So why not just stay home and read?

“What we say is, ‘Why not both?’ There is this real sense of camaraderie that comes from being in a shared space where other people are taking part in a collective activity,” she says. “Even if you’re quiet, just sharing in the experience of being out, being together and being in the locations. The chapter in Nashville meets at the Graduate Hotel that has this very cool lobby with cool art on the walls and cool furniture. It makes the experience of having an evening out much more accessible to people, who aren’t in their 20s and going drinking in bars. You get to have the experience of being out on the town while doing something relaxing. You don’t have to dress up and go clubbing or go to a fancy restaurant and spend a lot of money.”

Book club

The Silent Book Club has more than 400 chapters in 47 countries. Photo Courtesy the Silent Book Club

The put-down-your-phone-pick-up-a-book concept gained ground during COVID-19 and afterwards the club offered “a nice bridge” for people who were hungry for social interactions but were out of practice, she says. Before an hour of reading, attendees might introduce themselves and what they’re reading, but they aren’t forced to make small talk or network, as they might at a work event. Catch-ups and conversations follow.

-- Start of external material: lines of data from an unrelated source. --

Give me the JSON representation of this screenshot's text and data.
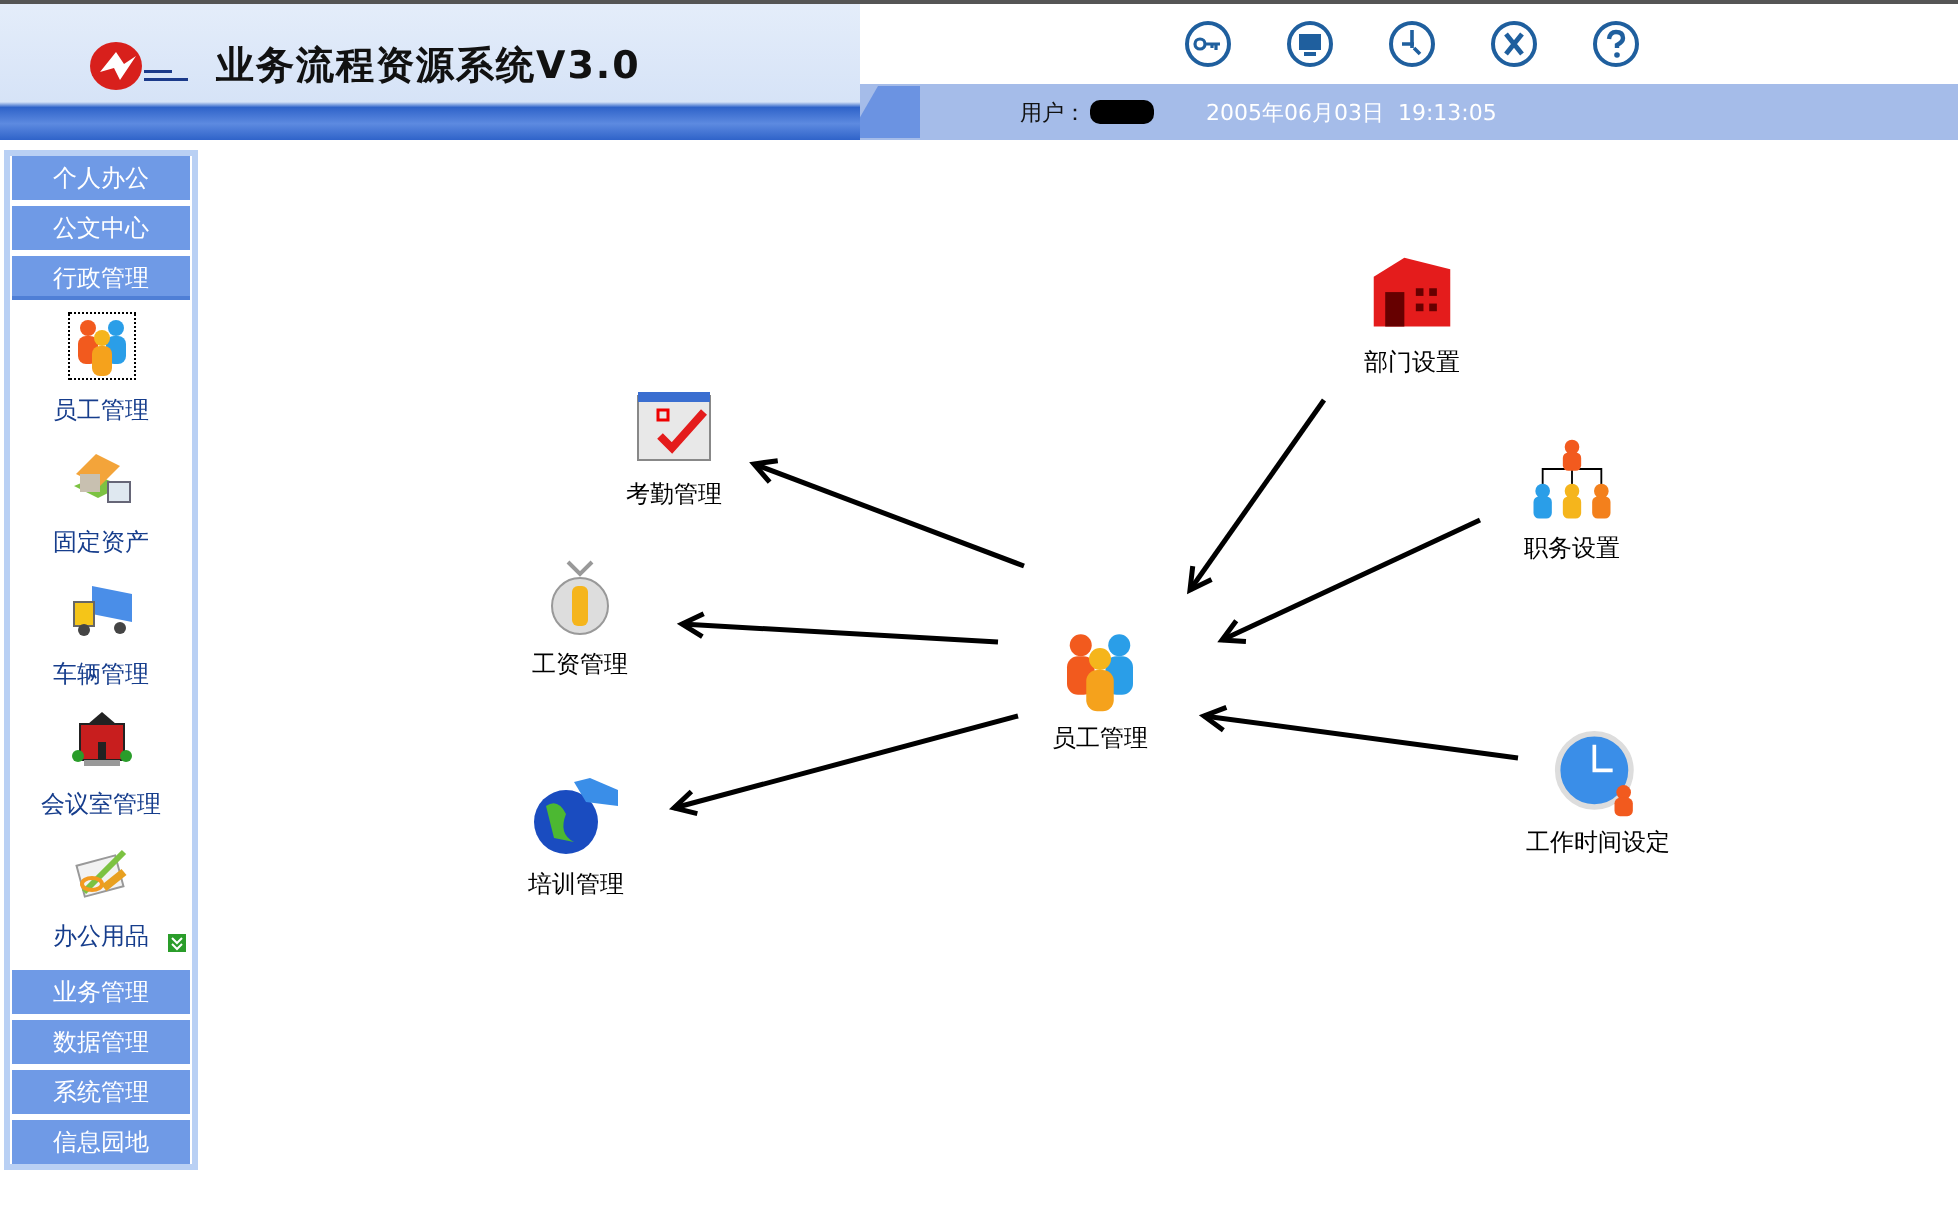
{
  "header": {
    "title": "业务流程资源系统V3.0",
    "user_label": "用户：",
    "datetime": "2005年06月03日  19:13:05"
  },
  "sidebar": {
    "sections": [
      {
        "label": "个人办公",
        "expanded": false
      },
      {
        "label": "公文中心",
        "expanded": false
      },
      {
        "label": "行政管理",
        "expanded": true,
        "items": [
          {
            "label": "员工管理",
            "kind": "people",
            "selected": true
          },
          {
            "label": "固定资产",
            "kind": "house",
            "selected": false
          },
          {
            "label": "车辆管理",
            "kind": "truck",
            "selected": false
          },
          {
            "label": "会议室管理",
            "kind": "hall",
            "selected": false
          },
          {
            "label": "办公用品",
            "kind": "supplies",
            "selected": false
          }
        ]
      },
      {
        "label": "业务管理",
        "expanded": false
      },
      {
        "label": "数据管理",
        "expanded": false
      },
      {
        "label": "系统管理",
        "expanded": false
      },
      {
        "label": "信息园地",
        "expanded": false
      }
    ]
  },
  "diagram": {
    "nodes": [
      {
        "label": "考勤管理",
        "kind": "calendar"
      },
      {
        "label": "工资管理",
        "kind": "moneybag"
      },
      {
        "label": "培训管理",
        "kind": "globe"
      },
      {
        "label": "员工管理",
        "kind": "people"
      },
      {
        "label": "部门设置",
        "kind": "building"
      },
      {
        "label": "职务设置",
        "kind": "orgchart"
      },
      {
        "label": "工作时间设定",
        "kind": "clock"
      }
    ]
  }
}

While the Hotel Byblos reopened in St. Tropez this spring with a renovated Sisley spa and a holistic program to encourage guests to step back from their fast-paced lives, the 750-acre Terre Blanche Hotel Spa Golf Resort in Italy debuted a detox program. While their fellow travelers loll by the pool, they learn routines that are designed to be used after their vacation ends. (De-toxers then rejoin their friends at dinner.) take part in a three-day ritual Others are seeking serenity by booking overnighters at convents, monasteries, and other religious-owned properties through platforms like Good Night and God Bless, which facilitates reservations for 200 properties, primarily in Europe and the U.K. Aside from being “inexpensive, clean, safe and well-located,” religious hotels offer “a fascinating glimpse into the daily lives and rituals of a religious community,” says operations manager Trish Clark said. With demand increasing, her insider tip is, “Book early to avoid disappointment.”

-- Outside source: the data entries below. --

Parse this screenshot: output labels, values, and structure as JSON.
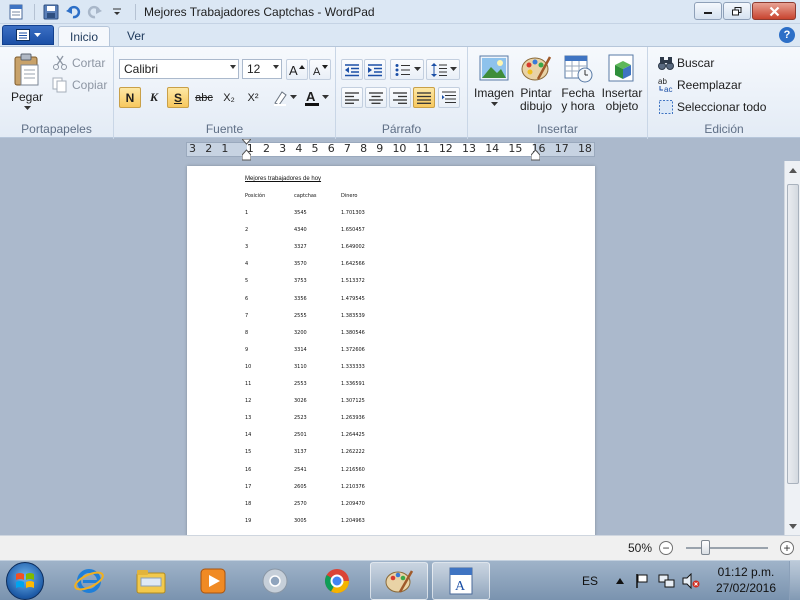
{
  "window": {
    "title": "Mejores Trabajadores Captchas - WordPad"
  },
  "tabs": {
    "inicio": "Inicio",
    "ver": "Ver"
  },
  "ribbon": {
    "portapapeles": {
      "label": "Portapapeles",
      "pegar": "Pegar",
      "cortar": "Cortar",
      "copiar": "Copiar"
    },
    "fuente": {
      "label": "Fuente",
      "font_name": "Calibri",
      "font_size": "12",
      "bold": "N",
      "italic": "K",
      "underline": "S",
      "strike": "abc",
      "subscript": "X₂",
      "superscript": "X²"
    },
    "parrafo": {
      "label": "Párrafo"
    },
    "insertar": {
      "label": "Insertar",
      "imagen": "Imagen",
      "pintar_1": "Pintar",
      "pintar_2": "dibujo",
      "fecha_1": "Fecha",
      "fecha_2": "y hora",
      "objeto_1": "Insertar",
      "objeto_2": "objeto"
    },
    "edicion": {
      "label": "Edición",
      "buscar": "Buscar",
      "reemplazar": "Reemplazar",
      "seleccionar": "Seleccionar todo"
    }
  },
  "ruler": {
    "numbers": [
      "3",
      "2",
      "1",
      "",
      "1",
      "2",
      "3",
      "4",
      "5",
      "6",
      "7",
      "8",
      "9",
      "10",
      "11",
      "12",
      "13",
      "14",
      "15",
      "16",
      "17",
      "18"
    ]
  },
  "document": {
    "title": "Mejores trabajadores de hoy",
    "headers": [
      "Posición",
      "captchas",
      "Dinero"
    ],
    "rows": [
      [
        "1",
        "3545",
        "1.701303"
      ],
      [
        "2",
        "4340",
        "1.650457"
      ],
      [
        "3",
        "3327",
        "1.649002"
      ],
      [
        "4",
        "3570",
        "1.642566"
      ],
      [
        "5",
        "3753",
        "1.513372"
      ],
      [
        "6",
        "3356",
        "1.479545"
      ],
      [
        "7",
        "2555",
        "1.383539"
      ],
      [
        "8",
        "3200",
        "1.380546"
      ],
      [
        "9",
        "3314",
        "1.372606"
      ],
      [
        "10",
        "3110",
        "1.333333"
      ],
      [
        "11",
        "2553",
        "1.336591"
      ],
      [
        "12",
        "3026",
        "1.307125"
      ],
      [
        "13",
        "2523",
        "1.263936"
      ],
      [
        "14",
        "2501",
        "1.264425"
      ],
      [
        "15",
        "3137",
        "1.262222"
      ],
      [
        "16",
        "2541",
        "1.216560"
      ],
      [
        "17",
        "2605",
        "1.210376"
      ],
      [
        "18",
        "2570",
        "1.209470"
      ],
      [
        "19",
        "3005",
        "1.204963"
      ]
    ]
  },
  "statusbar": {
    "zoom": "50%",
    "zoom_level": 0.2
  },
  "taskbar": {
    "language": "ES",
    "time": "01:12 p.m.",
    "date": "27/02/2016"
  },
  "colors": {
    "accent": "#1b4fa6",
    "ribbon_bg": "#e3ebf5",
    "canvas_bg": "#abb9cc"
  }
}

Their availability and subsequent popularity have both been sparked in part by necessity. While hospitality has long been a tradition of religious orders, many communities are struggling to maintain ancient buildings and are dealing with declining numbers of members, Clark says. In turn, unused rooms that once housed monks or nuns are being refurbished into suites, “with hairdryers and even flat-screen TVs,” she says. “Once dour refectories are now lively hubs of interaction and conversation.”

Vue of Flavigny

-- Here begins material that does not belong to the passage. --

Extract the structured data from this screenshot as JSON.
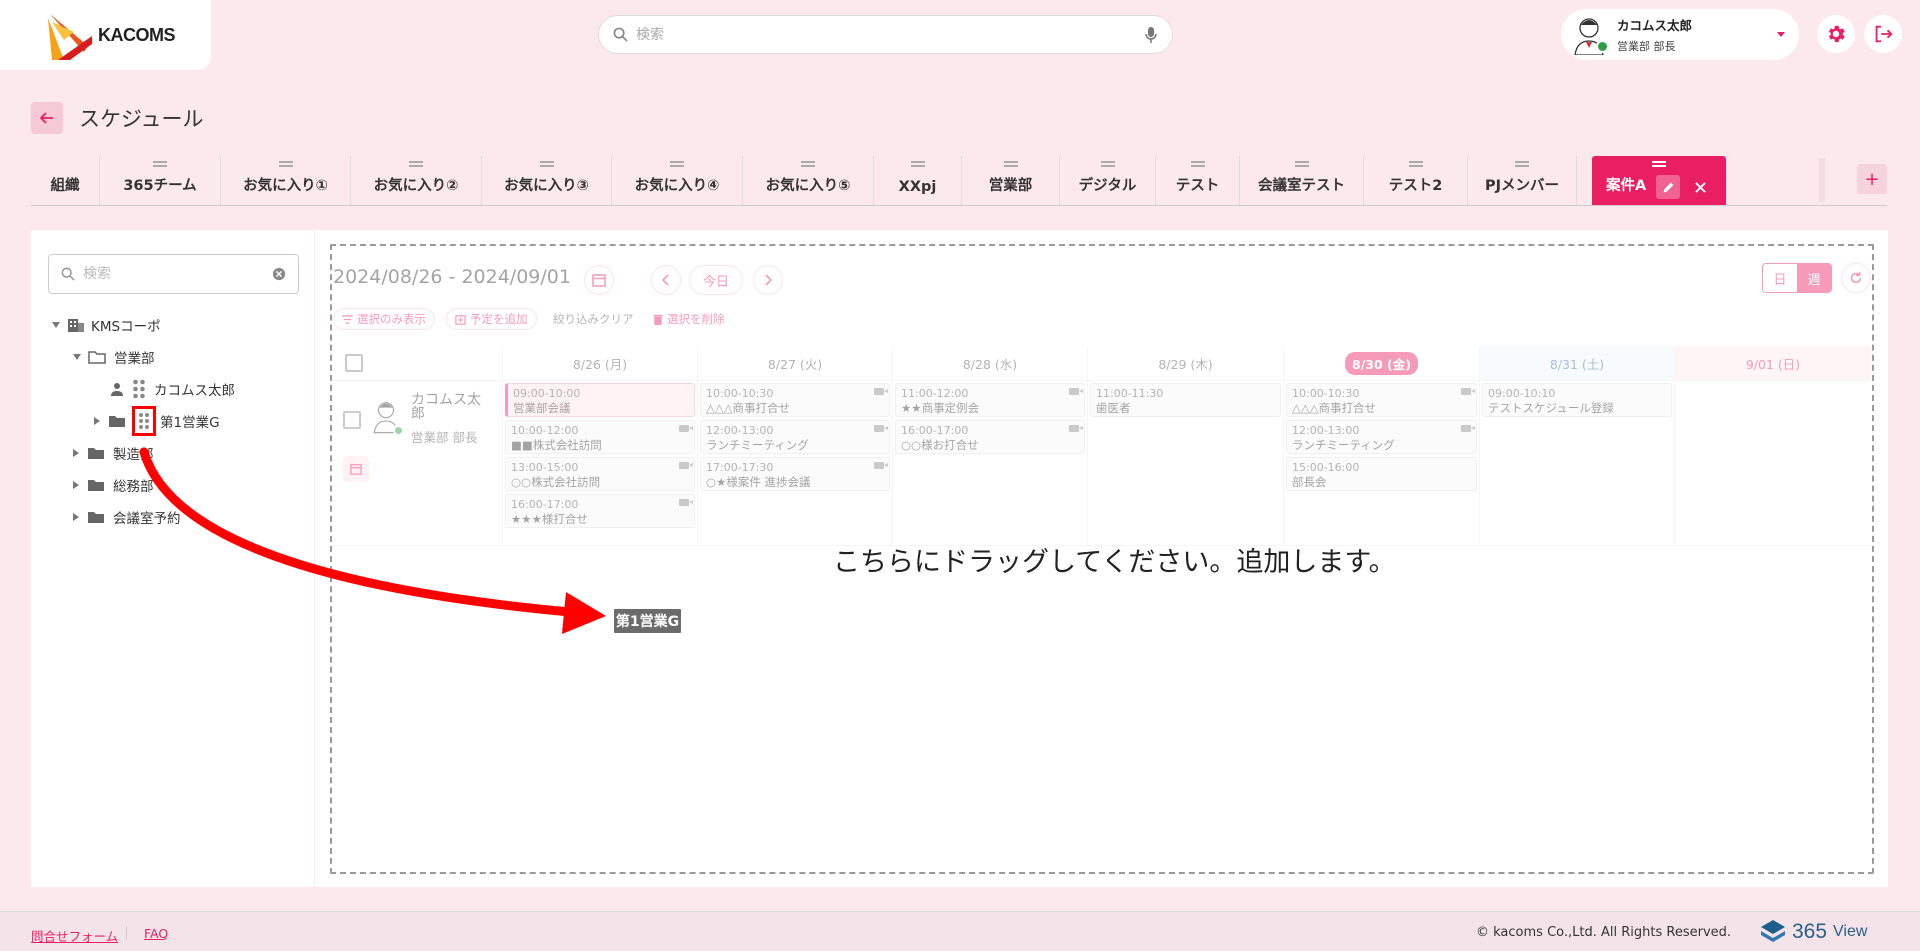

Some travelers recognize the medieval village of Flavigny-sur-Ozerain from the 2000 feature film “Chocolat,” others know the Benedictine Abbey of Saint-Joseph de Clairval from overnight stays. Picasa

Popular locales include the Assumptionists-managed Auberge Adveniat near the Champs-Élysées, where 37 euros gets a bed in a dorm for a night and 94 euros secures a twin room for a night. In Nice, guests at the Hotel le Saint Paul can attend mass. Other travelers are opting for the Benedictine Abbey of Saint-Joseph de Clairval in the medieval village of Flavigny-sur-Ozerain. Fans of the movie “Chocolat” starring Johnny Depp and Juliette Binoche will recognize the scenery. The abbey has developed its own following as “a spirit-renewing destination for meditation, retreat and quietude,” Clark says.

All in all though, silence is more of an idea or a notion from Kagge’s point of view. “The silence around us may contain a lot, but the most interesting kind of silence is the one that lies within — a silence each of us must create. That is not a trend. That is the meaning of your life,” he says.